The hashtag varies. The stories might be set in the future, the past, on Earth or far, far across the universe, but one thing is constant – Doctor Who fans are turning up to tweet along to landmark episodes alongside the people who wrote, made and starred in them.
The Who-themed watchalongs were the brainchild of Doctor Who magazine’s Emily Cook. She says the idea came to her in bed one morning, as the UK was on the cusp of the lockdown. “I was thinking about the state of our world and how life was about to change quite dramatically,” says Cook.
“I often use TV, particularly Doctor Who, as escapism, and I needed a pick-me-up. I suspected other people would be in the same position, so I sent a tweet saying I’m going to be watching The Day of the Doctor on this day this time, why don’t we have a communal viewing experience?”
Former Who showrunner Steven Moffat saw that the event was happening and got in touch. “Having Steven involved took it to another level,” says Cook. She has since organised watchalongs including contributions from the writers Russell T Davies, Neil Gaiman and Richard Curtis.
The BBC has been hands-off. Aside from the odd encouraging message from Chris Chibnall and the publicity machine, Cook has been left to her own devices. “They love the fact that it’s an organic fan thing,” she says.
Fandoms being fandoms, there have been some high-profile, ill-tempered social media gripes, but the overwhelming response has been incredibly positive, Cook says.
“A lot of people say these events are helping to keep them sane. To begin with, I thought: that’s a lovely thing to say, but I didn’t quite realise the significance. I think what they mean is that it’s a really strange and scary time; people are isolated and uncertain of the world and have nothing to look forward to. People are saying it’s nice to have something in the diary they know they are going to enjoy – and that they can do with other people.”
While Cook is the Tim Burgess of the Doctor Who world – the Charlatans singer has been holding Twitter listening parties – her task has been helped by the willingness of some of the people involved in the show to generate new material. Chris Chibnall has written a new short story, while Jodie Whittaker filmed herself at home in costume doing a skit about being in self-isolation from an army of Sontarans, with a reassuring message for younger viewers of the show. There is also a new BBC website – Staying in the Tardis – providing educational resources and activity ideas for young fans trapped inside during the pandemic. This weekend, a new Moffat-penned mini-episode featuring Pearl Mackie and Matt Lucas will be released.
Another former showrunner, Davies, has also written new material, including a moving coda to the spin-off series The Sarah Jane Adventures. In it, key cast members presented a tribute to the much-loved Elisabeth Sladen, to provide some closure to the series after her death from cancer in 2011.
It isn’t just those directly involved in the show who have had a flurry of lockdown-related creative activity, though – fans have, too. Matthew Rimmer has set up Time Scope, an unauthorised anthology of short stories, poetry and artwork. It is raising money for the charity Scope, which has a black hole in its finances due to its shops being shut.

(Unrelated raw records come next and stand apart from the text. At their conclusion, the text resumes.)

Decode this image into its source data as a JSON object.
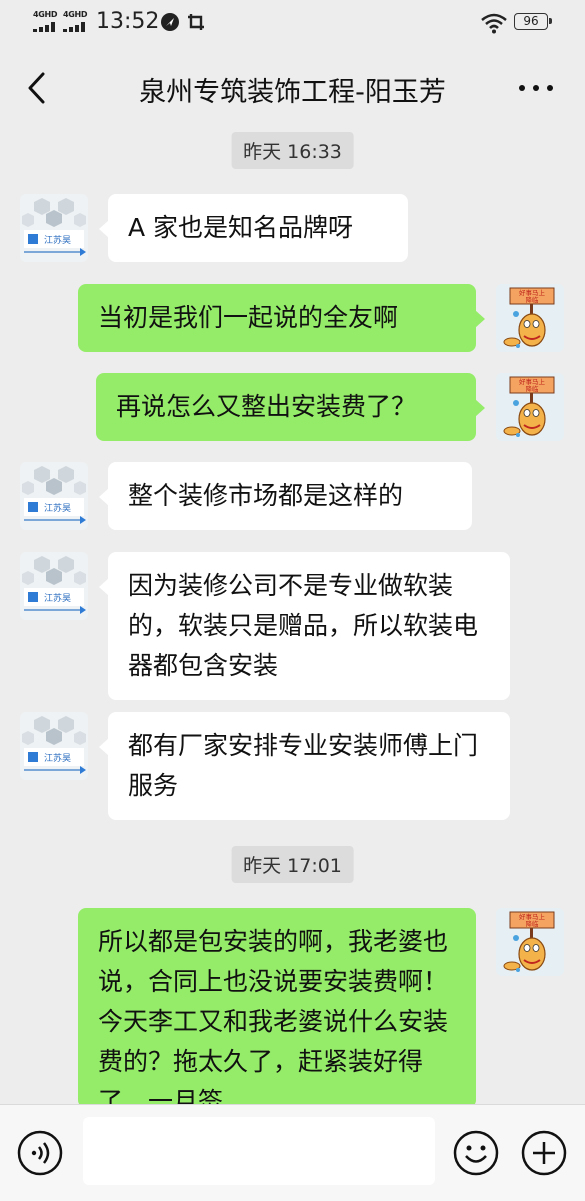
{
  "status_bar": {
    "network_left": "4GHD",
    "network_right": "4GHD",
    "time": "13:52",
    "battery": "96"
  },
  "title_bar": {
    "title": "泉州专筑装饰工程-阳玉芳"
  },
  "chat": {
    "timestamps": [
      "昨天 16:33",
      "昨天 17:01"
    ],
    "messages": [
      {
        "side": "in",
        "text": "A 家也是知名品牌呀"
      },
      {
        "side": "out",
        "text": "当初是我们一起说的全友啊"
      },
      {
        "side": "out",
        "text": "再说怎么又整出安装费了？"
      },
      {
        "side": "in",
        "text": "整个装修市场都是这样的"
      },
      {
        "side": "in",
        "text": "因为装修公司不是专业做软装的，软装只是赠品，所以软装电器都包含安装"
      },
      {
        "side": "in",
        "text": "都有厂家安排专业安装师傅上门服务"
      },
      {
        "side": "out",
        "text": "所以都是包安装的啊，我老婆也说，合同上也没说要安装费啊！今天李工又和我老婆说什么安装费的？拖太久了，赶紧装好得了，一月签"
      }
    ],
    "avatar_in_caption": "江苏昊",
    "avatar_out_sign": "好事马上降临"
  },
  "input_bar": {
    "voice_icon": "voice-icon",
    "emoji_icon": "emoji-icon",
    "plus_icon": "plus-icon"
  }
}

A fan for nearly 30 years, Rimmer says that the level of interest in the anthology was way beyond what he had anticipated. “The anthology includes contributions from 95 people aged 13 to 90,” he says. “Fans submitting their material have said they were grateful for this creative outlet as a distraction from lockdown blues. It has been a huge learning curve to put it together, but the kindness from internet strangers and virtual friends has been beyond my expectations.”
Away from TV, there is still plenty of new Doctor Who being made – and a Time Lord who can defeat Daleks and Cybermen isn’t going to be phased by the complexity of remote recording.
Big Finish, which has been making audio plays featuring original Doctor Who cast members for more than two decades, has released a new story – Shadow of the Sun – featuring Tom Baker that was recorded under lockdown conditions.
Nicholas Briggs, the creative director of Big Finish and the voice of the Daleks on TV, says: “It’s a rather bizarre experience doing things this way. It’s all new, and yet strangely very similar. Recording people in their homes is almost just an extension of our usual working practice.”
It has made new technical demands on the actors involved, with Louise Jameson, who played Leela on Doctor Who in the 70s, revealing that “I’ve made a comedic makeshift studio outside my bathroom door. I use a laundry basket, a hat stand, a duvet and foam rubber to soundproof everything.”
Big Finish has also experimented with live broadcasts, streaming some of its audio stories over YouTube, with actors and writers including the eight Doctor, Paul McGann, tweeting and chatting along. It has also made a weekly series of free audiobook “lockdownloads”.
In all of this, the sense of togetherness among Doctor Who fans is clear. As Cook says about the TV watchalongs: “It’s an age where our viewing habits are so separate. This idea of actually saying: ‘We’re all going to do this at the same time,’ really captures people’s excitement.”